Six Big Ideas for Getting “Smarter Balanced Ready”

In 2015, the first year Smarter Balanced tests were given in Washington state, staff from Vancouver Public Schools wanted to help parents better understand the new tests their students would be taking. During parent-teacher nights, the teachers gave online practice tests to parents. They found that not only did parents enjoy the experience, but they also understood the testing experience, “like a light bulb went off!” Parents analyzed questions, found evidence to support their answers, and in the end, lowered their anxiety about the new tests.

Smarter Balanced Ready is an interactive web resource for districts and educators organized by six “big ideas.”

This story is just one example of the many great ideas from school districts in Smarter Balanced states and territories on how they implemented the Smarter Balanced assessment system. We collected stories on what worked well for specific school districts and created a new resource called, Smarter Balanced Ready: Big Ideas for Implementation.

More than Test Prep

We found that becoming “Smarter Balanced Ready” is about more than test preparation. Implementing the Smarter Balanced assessment system includes teaching parents and educators about how assessments work, communicating early and regularly about testing, and shifting curriculum and instruction to reach the depths of learning students require.

By looking at the strategies used by school districts in California, Connecticut, Idaho, Washington, West Virginia, and the U.S. Virgin Islands, we found six “big ideas” for getting Smarter Balanced Ready:

  1. Students Benefit from Taking Interim Assessments
  2. Teachers Use Interim Assessment Data to Improve Instruction
  3. Adults Learn First, Then Help Students
  4. Using the Assessment System Is a Team Effort
  5. Sustainable Teams Continuously Improve
  6. Communicate Early and Often

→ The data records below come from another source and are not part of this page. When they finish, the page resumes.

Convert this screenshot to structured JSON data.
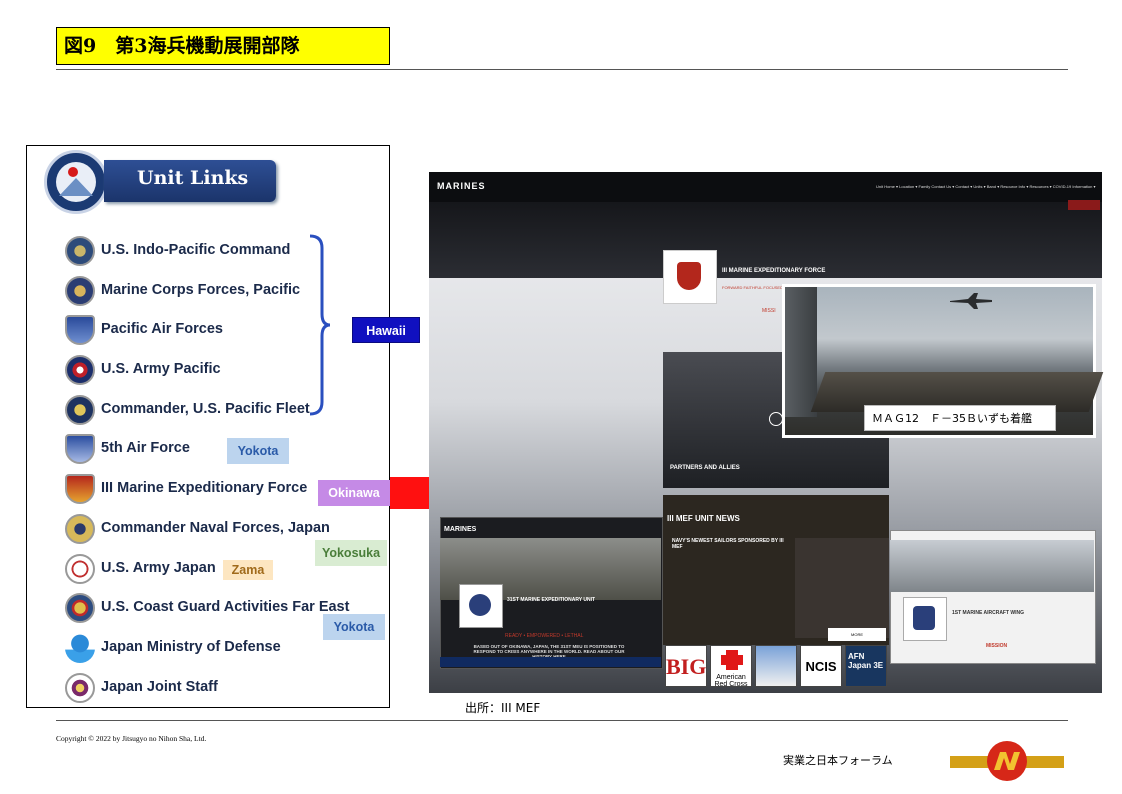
{
  "figure": {
    "title": "図9　第3海兵機動展開部隊"
  },
  "unit_links": {
    "banner_title": "Unit Links",
    "items": [
      {
        "label": "U.S. Indo-Pacific Command",
        "icon": "indopacom-seal-icon"
      },
      {
        "label": "Marine Corps Forces, Pacific",
        "icon": "marforpac-seal-icon"
      },
      {
        "label": "Pacific Air Forces",
        "icon": "pacaf-shield-icon"
      },
      {
        "label": "U.S. Army Pacific",
        "icon": "usarpac-seal-icon"
      },
      {
        "label": "Commander, U.S. Pacific Fleet",
        "icon": "pacflt-seal-icon"
      },
      {
        "label": "5th Air Force",
        "icon": "fifth-air-force-shield-icon"
      },
      {
        "label": "III Marine Expeditionary Force",
        "icon": "iii-mef-shield-icon"
      },
      {
        "label": "Commander Naval Forces, Japan",
        "icon": "cnfj-seal-icon"
      },
      {
        "label": "U.S. Army Japan",
        "icon": "usarj-seal-icon"
      },
      {
        "label": "U.S. Coast Guard Activities Far East",
        "icon": "uscg-far-east-seal-icon"
      },
      {
        "label": "Japan Ministry of Defense",
        "icon": "mod-japan-logo-icon"
      },
      {
        "label": "Japan Joint Staff",
        "icon": "joint-staff-seal-icon"
      }
    ],
    "locations": {
      "hawaii": "Hawaii",
      "yokota_1": "Yokota",
      "okinawa": "Okinawa",
      "yokosuka": "Yokosuka",
      "zama": "Zama",
      "yokota_2": "Yokota"
    }
  },
  "website": {
    "logo": "MARINES",
    "nav_items": "Unit Home ▾   Location ▾   Family   Contact Us ▾   Contact ▾   Units ▾   Band ▾   Resource Info ▾   Resources ▾   COVID-19 Information ▾",
    "heading": "III MARINE EXPEDITIONARY FORCE",
    "motto": "FORWARD  FAITHFUL  FOCUSED",
    "mission": "MISSI",
    "partners_label": "PARTNERS AND ALLIES",
    "news_title": "III MEF UNIT NEWS",
    "news_headline": "NAVY'S NEWEST SAILORS SPONSORED BY III MEF",
    "more_button": "MORE",
    "meu": {
      "nav_logo": "MARINES",
      "heading": "31ST MARINE EXPEDITIONARY UNIT",
      "tagline": "READY • EMPOWERED • LETHAL",
      "text": "BASED OUT OF OKINAWA, JAPAN, THE 31ST MEU IS POSITIONED TO RESPOND TO CRISIS ANYWHERE IN THE WORLD. READ ABOUT OUR HISTORY HERE"
    },
    "wing": {
      "heading": "1ST MARINE AIRCRAFT WING",
      "mission": "MISSION"
    },
    "photo_caption": "ＭＡＧ12　Ｆ－35Ｂいずも着艦",
    "logo_tiles": [
      "BIG",
      "American Red Cross",
      "",
      "NCIS",
      "AFN Japan 3E"
    ]
  },
  "source": "出所：III MEF",
  "footer": {
    "copyright": "Copyright © 2022 by Jitsugyo no Nihon Sha, Ltd.",
    "forum": "実業之日本フォーラム"
  }
}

We’ve organized these ideas into a series of web pages so educators across the country can get ideas and access resources—created and used by other Smarter Balanced districts—to help with their own implementation efforts.